**The problem:** Go over the listing below line by line, and return each one holding the string "score".
+ + + + + + +
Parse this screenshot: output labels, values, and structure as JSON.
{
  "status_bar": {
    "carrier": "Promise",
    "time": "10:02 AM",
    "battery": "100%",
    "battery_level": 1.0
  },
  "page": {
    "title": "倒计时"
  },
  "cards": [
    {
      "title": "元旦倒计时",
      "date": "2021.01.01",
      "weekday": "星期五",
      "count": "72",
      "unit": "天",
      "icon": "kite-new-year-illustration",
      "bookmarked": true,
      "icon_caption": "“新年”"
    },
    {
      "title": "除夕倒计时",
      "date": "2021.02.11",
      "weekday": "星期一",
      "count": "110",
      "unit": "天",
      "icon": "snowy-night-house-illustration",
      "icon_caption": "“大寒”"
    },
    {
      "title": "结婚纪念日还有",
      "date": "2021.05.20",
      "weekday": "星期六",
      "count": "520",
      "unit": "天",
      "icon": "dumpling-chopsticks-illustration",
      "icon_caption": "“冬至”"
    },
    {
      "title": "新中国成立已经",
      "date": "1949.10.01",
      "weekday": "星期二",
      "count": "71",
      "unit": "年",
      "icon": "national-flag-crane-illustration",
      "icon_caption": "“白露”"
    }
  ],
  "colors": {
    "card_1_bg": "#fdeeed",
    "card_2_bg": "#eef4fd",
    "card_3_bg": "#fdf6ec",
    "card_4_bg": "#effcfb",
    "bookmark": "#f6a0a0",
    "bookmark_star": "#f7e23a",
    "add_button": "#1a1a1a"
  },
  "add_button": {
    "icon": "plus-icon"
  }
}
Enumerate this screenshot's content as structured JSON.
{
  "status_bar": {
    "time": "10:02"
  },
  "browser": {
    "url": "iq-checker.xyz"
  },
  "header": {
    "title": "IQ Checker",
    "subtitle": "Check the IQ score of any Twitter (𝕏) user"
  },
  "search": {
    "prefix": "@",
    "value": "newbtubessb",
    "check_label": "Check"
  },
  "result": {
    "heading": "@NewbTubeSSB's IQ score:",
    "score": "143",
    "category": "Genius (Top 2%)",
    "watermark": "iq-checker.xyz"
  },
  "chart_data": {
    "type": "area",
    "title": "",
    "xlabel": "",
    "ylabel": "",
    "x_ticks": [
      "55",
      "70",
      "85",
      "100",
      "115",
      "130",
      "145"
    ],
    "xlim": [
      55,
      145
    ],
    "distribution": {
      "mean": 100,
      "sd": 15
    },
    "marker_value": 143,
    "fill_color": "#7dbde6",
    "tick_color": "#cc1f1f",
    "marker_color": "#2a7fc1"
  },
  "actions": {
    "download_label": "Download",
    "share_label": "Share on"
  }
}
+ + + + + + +
**Exercise response:**
    "subtitle": "Check the IQ score of any Twitter (𝕏) user"
    "heading": "@NewbTubeSSB's IQ score:",
    "score": "143",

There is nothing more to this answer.